## Required action
Return every entry below exactly as written.

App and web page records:
/---
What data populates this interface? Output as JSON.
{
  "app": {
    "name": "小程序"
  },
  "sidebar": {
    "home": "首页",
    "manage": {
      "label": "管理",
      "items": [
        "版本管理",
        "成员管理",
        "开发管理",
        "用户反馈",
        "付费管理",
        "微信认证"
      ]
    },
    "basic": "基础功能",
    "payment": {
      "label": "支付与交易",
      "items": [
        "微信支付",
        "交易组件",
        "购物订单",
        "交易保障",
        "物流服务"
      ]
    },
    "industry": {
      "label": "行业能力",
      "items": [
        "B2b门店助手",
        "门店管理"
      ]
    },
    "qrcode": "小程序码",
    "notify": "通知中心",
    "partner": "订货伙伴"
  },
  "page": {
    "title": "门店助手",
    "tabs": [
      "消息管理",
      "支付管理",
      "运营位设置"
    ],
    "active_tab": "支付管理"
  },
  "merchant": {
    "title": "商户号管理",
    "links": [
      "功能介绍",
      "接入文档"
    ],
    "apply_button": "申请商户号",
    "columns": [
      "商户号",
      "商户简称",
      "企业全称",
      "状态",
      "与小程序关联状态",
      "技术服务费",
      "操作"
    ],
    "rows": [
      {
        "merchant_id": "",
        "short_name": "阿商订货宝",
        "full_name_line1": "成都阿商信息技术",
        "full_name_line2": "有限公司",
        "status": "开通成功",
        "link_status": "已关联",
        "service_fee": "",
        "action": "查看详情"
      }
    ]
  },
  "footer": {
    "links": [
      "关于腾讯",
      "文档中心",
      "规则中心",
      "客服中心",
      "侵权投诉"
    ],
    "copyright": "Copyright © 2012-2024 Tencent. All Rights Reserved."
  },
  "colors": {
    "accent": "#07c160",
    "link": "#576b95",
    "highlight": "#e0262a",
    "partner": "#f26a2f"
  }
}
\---
## Exercise result
What data populates this interface? Output as JSON.
{
  "app": {
    "name": "小程序"
  },
  "sidebar": {
    "home": "首页",
    "manage": {
      "label": "管理",
      "items": [
        "版本管理",
        "成员管理",
        "开发管理",
        "用户反馈",
        "付费管理",
        "微信认证"
      ]
    },
    "basic": "基础功能",
    "payment": {
      "label": "支付与交易",
      "items": [
        "微信支付",
        "交易组件",
        "购物订单",
        "交易保障",
        "物流服务"
      ]
    },
    "industry": {
      "label": "行业能力",
      "items": [
        "B2b门店助手",
        "门店管理"
      ]
    },
    "qrcode": "小程序码",
    "notify": "通知中心",
    "partner": "订货伙伴"
  },
  "page": {
    "title": "门店助手",
    "tabs": [
      "消息管理",
      "支付管理",
      "运营位设置"
    ],
    "active_tab": "支付管理"
  },
  "merchant": {
    "title": "商户号管理",
    "links": [
      "功能介绍",
      "接入文档"
    ],
    "apply_button": "申请商户号",
    "columns": [
      "商户号",
      "商户简称",
      "企业全称",
      "状态",
      "与小程序关联状态",
      "技术服务费",
      "操作"
    ],
    "rows": [
      {
        "merchant_id": "",
        "short_name": "阿商订货宝",
        "full_name_line1": "成都阿商信息技术",
        "full_name_line2": "有限公司",
        "status": "开通成功",
        "link_status": "已关联",
        "service_fee": "",
        "action": "查看详情"
      }
    ]
  },
  "footer": {
    "links": [
      "关于腾讯",
      "文档中心",
      "规则中心",
      "客服中心",
      "侵权投诉"
    ],
    "copyright": "Copyright © 2012-2024 Tencent. All Rights Reserved."
  },
  "colors": {
    "accent": "#07c160",
    "link": "#576b95",
    "highlight": "#e0262a",
    "partner": "#f26a2f"
  }
}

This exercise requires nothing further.